My final business story, amazed me the most, in that I worried about her business more than any other. She had just started her business assisting clients in decluttering their homes. Her model was to go to the clients home and through a methodical process, categorize their possessions, identify those that needed to go, and then reorganize what remained. When COVID struck, I worried about how her business would survive. When I contacted her, she told me how worried she was at first and then decided she would try a virtual appointment. The client would pile up the clutter from a particular room and my business owner would, on screen, sort the clutter into multiple piles and gradually eliminate the unnecessary from the possible next to go and eventually the pile that would stay but be reorganized. It turns out that doing the process online was less threatening to the client than having the business owner actually come into their home. She received more referrals going forward and her business survived and thrived.

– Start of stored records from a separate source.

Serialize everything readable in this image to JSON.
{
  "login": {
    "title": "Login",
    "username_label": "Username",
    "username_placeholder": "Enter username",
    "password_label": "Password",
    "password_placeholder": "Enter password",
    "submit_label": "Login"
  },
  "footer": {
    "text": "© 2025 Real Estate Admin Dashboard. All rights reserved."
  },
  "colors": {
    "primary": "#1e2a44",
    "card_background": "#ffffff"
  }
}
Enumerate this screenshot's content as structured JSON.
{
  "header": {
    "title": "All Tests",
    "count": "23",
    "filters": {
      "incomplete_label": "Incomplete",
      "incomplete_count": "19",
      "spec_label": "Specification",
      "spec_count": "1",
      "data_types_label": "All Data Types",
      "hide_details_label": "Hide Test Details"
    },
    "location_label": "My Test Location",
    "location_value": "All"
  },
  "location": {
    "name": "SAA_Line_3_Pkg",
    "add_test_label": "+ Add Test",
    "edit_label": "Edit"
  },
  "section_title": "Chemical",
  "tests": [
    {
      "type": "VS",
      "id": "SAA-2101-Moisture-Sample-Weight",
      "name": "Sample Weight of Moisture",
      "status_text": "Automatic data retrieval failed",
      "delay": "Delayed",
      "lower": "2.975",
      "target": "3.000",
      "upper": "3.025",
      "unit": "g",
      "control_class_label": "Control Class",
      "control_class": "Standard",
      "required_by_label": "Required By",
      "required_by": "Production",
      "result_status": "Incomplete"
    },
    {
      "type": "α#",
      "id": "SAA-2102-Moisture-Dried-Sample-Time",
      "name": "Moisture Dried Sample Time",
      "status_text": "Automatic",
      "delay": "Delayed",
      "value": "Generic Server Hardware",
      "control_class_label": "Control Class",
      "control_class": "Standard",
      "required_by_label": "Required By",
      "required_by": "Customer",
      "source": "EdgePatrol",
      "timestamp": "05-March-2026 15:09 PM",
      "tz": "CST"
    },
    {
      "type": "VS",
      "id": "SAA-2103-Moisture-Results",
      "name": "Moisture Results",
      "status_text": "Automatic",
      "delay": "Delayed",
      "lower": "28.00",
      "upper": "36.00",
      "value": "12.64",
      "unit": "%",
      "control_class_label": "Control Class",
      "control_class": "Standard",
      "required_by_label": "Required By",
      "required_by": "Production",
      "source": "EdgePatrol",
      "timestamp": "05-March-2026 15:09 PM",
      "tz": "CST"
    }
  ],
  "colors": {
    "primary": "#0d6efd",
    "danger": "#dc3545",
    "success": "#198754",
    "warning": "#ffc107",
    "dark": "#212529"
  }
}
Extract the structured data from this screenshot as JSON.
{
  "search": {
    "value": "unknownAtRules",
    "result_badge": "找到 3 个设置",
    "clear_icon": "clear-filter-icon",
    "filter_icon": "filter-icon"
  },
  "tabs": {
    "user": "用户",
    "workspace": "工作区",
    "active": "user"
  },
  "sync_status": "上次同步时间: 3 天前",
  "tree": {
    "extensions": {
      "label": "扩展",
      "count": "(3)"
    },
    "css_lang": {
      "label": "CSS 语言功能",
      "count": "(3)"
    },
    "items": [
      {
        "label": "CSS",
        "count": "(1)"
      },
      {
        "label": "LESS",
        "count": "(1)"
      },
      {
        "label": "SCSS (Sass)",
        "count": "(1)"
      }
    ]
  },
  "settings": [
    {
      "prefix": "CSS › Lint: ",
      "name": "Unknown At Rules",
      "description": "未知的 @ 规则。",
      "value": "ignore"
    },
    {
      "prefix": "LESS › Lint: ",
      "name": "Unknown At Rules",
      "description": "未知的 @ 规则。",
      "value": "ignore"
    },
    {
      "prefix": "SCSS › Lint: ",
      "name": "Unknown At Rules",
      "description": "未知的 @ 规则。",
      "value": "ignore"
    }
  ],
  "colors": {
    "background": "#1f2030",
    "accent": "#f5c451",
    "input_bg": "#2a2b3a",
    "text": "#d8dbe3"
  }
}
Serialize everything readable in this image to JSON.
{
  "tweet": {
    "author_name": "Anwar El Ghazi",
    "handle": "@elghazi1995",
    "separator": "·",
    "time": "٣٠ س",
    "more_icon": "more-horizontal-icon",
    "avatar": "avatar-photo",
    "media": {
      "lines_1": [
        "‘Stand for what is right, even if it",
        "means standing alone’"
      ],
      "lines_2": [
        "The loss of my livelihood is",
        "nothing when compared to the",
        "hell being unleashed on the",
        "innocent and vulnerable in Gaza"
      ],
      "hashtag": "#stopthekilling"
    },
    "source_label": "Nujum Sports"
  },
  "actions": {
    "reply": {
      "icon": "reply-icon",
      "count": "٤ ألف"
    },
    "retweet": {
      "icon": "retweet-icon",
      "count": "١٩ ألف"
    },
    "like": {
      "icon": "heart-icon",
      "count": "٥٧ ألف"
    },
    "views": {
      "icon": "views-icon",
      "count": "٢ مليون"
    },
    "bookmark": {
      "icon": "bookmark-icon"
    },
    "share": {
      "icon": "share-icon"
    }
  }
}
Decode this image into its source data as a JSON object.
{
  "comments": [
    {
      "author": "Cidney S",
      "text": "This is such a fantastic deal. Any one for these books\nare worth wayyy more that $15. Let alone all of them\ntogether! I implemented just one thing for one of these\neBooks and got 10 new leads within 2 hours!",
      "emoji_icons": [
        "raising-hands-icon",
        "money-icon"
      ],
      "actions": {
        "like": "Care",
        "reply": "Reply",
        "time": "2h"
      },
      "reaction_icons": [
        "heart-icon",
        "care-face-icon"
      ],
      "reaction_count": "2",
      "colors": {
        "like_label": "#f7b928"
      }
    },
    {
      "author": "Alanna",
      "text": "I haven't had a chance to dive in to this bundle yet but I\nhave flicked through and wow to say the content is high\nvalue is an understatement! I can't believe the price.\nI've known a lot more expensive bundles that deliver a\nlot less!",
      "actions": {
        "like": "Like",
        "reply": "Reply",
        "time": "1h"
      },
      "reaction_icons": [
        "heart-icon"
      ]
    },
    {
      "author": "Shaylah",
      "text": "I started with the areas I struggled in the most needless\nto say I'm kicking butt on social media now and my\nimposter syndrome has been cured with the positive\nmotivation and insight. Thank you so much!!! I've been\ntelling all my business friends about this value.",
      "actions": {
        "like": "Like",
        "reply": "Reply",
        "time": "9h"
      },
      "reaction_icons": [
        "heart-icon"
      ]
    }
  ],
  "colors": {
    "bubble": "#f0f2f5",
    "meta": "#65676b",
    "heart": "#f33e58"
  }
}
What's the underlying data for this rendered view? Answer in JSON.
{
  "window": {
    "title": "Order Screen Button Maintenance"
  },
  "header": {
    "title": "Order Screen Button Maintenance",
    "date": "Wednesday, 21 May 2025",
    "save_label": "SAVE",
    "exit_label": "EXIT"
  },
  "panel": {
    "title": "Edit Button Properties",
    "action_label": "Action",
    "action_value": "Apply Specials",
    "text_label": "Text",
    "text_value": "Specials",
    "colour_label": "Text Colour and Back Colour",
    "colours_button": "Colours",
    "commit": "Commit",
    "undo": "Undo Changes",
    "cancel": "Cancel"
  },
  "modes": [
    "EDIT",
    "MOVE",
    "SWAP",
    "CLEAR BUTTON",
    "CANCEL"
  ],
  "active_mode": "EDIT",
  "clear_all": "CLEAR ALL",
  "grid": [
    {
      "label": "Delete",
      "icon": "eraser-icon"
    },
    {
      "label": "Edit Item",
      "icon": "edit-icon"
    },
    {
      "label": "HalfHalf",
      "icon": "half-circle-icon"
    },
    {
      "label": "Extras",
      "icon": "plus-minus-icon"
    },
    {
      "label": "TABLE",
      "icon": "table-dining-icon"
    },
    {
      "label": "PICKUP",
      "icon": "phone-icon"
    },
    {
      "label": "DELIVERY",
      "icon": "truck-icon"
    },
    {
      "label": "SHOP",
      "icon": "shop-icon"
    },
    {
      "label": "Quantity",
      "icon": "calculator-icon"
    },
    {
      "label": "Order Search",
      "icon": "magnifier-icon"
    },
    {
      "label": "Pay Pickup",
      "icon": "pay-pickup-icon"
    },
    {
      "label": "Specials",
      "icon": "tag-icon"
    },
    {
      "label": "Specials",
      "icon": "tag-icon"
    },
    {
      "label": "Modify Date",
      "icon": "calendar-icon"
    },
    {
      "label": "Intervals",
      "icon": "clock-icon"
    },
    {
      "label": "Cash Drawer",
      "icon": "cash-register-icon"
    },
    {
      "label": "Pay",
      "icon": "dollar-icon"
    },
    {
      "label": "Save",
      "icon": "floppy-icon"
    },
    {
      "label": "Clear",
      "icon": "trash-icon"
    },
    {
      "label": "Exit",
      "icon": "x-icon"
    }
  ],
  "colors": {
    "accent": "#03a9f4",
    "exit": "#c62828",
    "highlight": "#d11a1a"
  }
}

The point of this whole blog is that change is inevitable. It was a pandemic this time, but what will it be next time. Businesses adapt or die. Because they know this, the promising businesses plan ahead. In every case, businesses that want to survive, have found ways to continue in manners that keep the public safe. It is individuals that struggle far more. We resist change until there is no other choice than to accept it. It is obvious that the pandemic has changed our life styles over the last two years. The reality, is that many of the ways we did things will not return. We simply must adapt. Many have done their part. Others, have not. I felt that there was no better time to press my point than on New Year’s Day when every year we are offered a reset. I intend to not only accept change, but to embrace it and do what I can to facilitate it. I will do what I need to keep people around me safe by being conscious of their well being, even when that requires a little sacrifice on my part. And finally, by doing my part, I will look forward to 2022 being a little better than 2021 and a lot better than 2020.